Many have heard of the flavor enhancer known as monosodium glutamate or MSG. Commonly known as a flavoring in Chinese food, the artificially made MSG is also found in many processed foods. Here's the truth about msg
Health and science experts have been going back and forth for years about the potential harm of MSG. While there is no definitive answer to their debate, certain information leads us to understand a little more about what MSG is and where it stands in our diet.
Glutamic acid is a necessary amino acid that occurs naturally in our body, while monosodium glutamate is the sodium salt component of that acid. This is not what lies in question. The crux of the MSG argument revolves around the synthetically produced versions of MSG that come from fermenting starch, sugar cane, sugar beets, and molasses.
According to the FDA, the first person to patent and produce MSG was Kikunae Ikeda, a Japanese professor that extracted the naturally occurring glutamate from seaweed broth in 1908. It leads one to taste a savory flavor, which is why MSG is found in many processed foods today. In a way, MSG tricks your taste buds into thinking that you are ingesting high-protein foods.
So far, there hasn’t been substantial evidence to say that MSG is linked to certain health problems. However, there have been instances of sensitivity to the ingredient that lead headache, nausea, sweating, tightness of face or chest, and flushing. This also has not been directly linked to MSG, but researchers continue to study the effects of this widely used ingredient such as obesity and weight gain.
If you are trying to reduce your MSG intake, be wary of labeling.
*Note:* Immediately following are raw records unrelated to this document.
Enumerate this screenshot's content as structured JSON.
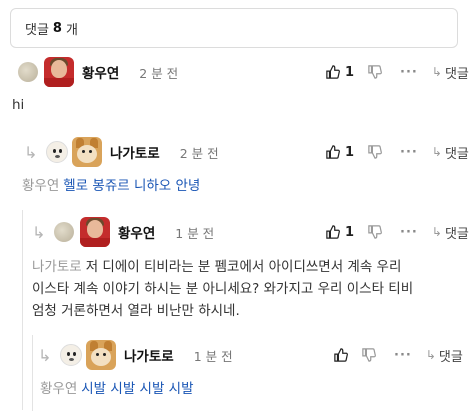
{
  "comment_count": {
    "prefix": "댓글",
    "count": "8",
    "suffix": "개"
  },
  "comments": [
    {
      "author": "황우연",
      "time": "2 분 전",
      "likes": "1",
      "reply_label": "댓글",
      "mention": "",
      "text": "hi"
    },
    {
      "author": "나가토로",
      "time": "2 분 전",
      "likes": "1",
      "reply_label": "댓글",
      "mention": "황우연",
      "text": "헬로 봉쥬르 니하오 안녕"
    },
    {
      "author": "황우연",
      "time": "1 분 전",
      "likes": "1",
      "reply_label": "댓글",
      "mention": "나가토로",
      "text_lines": [
        "저 디에이 티비라는 분 펨코에서 아이디쓰면서 계속 우리",
        "이스타 계속 이야기 하시는 분 아니세요? 와가지고 우리 이스타 티비",
        "엄청 거론하면서 열라 비난만 하시네."
      ]
    },
    {
      "author": "나가토로",
      "time": "1 분 전",
      "likes": "",
      "reply_label": "댓글",
      "mention": "황우연",
      "text": "시발 시발 시발 시발"
    }
  ],
  "icons": {
    "like": "thumbs-up-icon",
    "dislike": "thumbs-down-icon",
    "more": "more-dots-icon",
    "reply": "reply-arrow-icon"
  }
}
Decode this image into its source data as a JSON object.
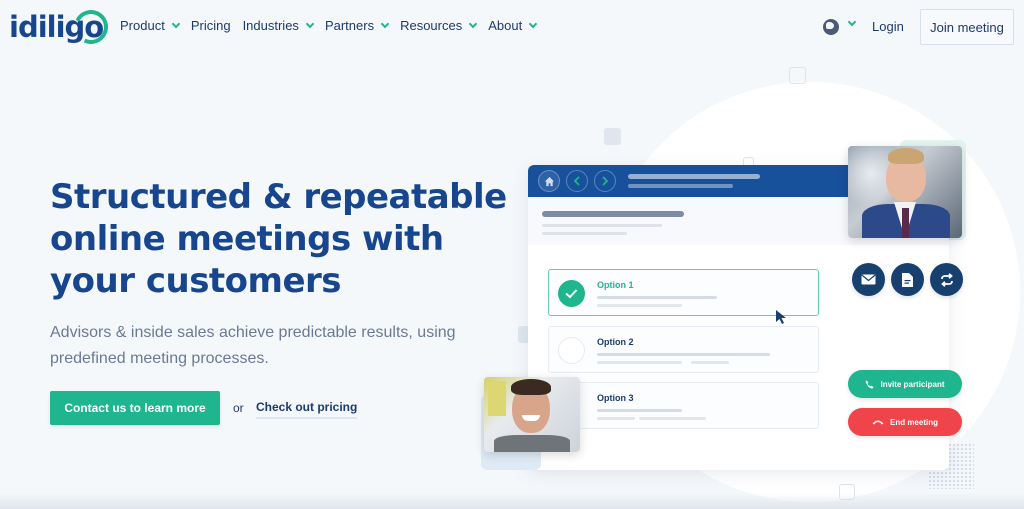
{
  "brand": {
    "name": "idiligo",
    "accent": "#1fb58f",
    "primary": "#17468f"
  },
  "nav": {
    "items": [
      {
        "label": "Product",
        "dropdown": true
      },
      {
        "label": "Pricing",
        "dropdown": false
      },
      {
        "label": "Industries",
        "dropdown": true
      },
      {
        "label": "Partners",
        "dropdown": true
      },
      {
        "label": "Resources",
        "dropdown": true
      },
      {
        "label": "About",
        "dropdown": true
      }
    ],
    "language_icon": "globe-icon",
    "login": "Login",
    "join_meeting": "Join meeting"
  },
  "hero": {
    "headline": "Structured & repeatable online meetings with your customers",
    "subtext": "Advisors & inside sales achieve predictable results, using predefined meeting processes.",
    "cta_primary": "Contact us to learn more",
    "or": "or",
    "cta_secondary": "Check out pricing"
  },
  "mockup": {
    "nav_icons": [
      "home-icon",
      "chevron-left-icon",
      "chevron-right-icon"
    ],
    "options": [
      {
        "label": "Option 1",
        "selected": true
      },
      {
        "label": "Option 2",
        "selected": false
      },
      {
        "label": "Option 3",
        "selected": false
      }
    ],
    "actions": [
      "mail-icon",
      "document-icon",
      "swap-icon"
    ],
    "invite_label": "Invite participant",
    "end_label": "End meeting",
    "invite_color": "#1fb58f",
    "end_color": "#ef4449"
  }
}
The FDA requires manufacturers to include “monosodium glutamate” on their list of ingredients, but since some ingredients naturally contain MSG, the FDA does not require them to list MSG since it is secondary to the primary ingredient.
Here are a few ingredients that contain MSG that you can keep an eye out for:
hydrolyzed vegetable protein or yeast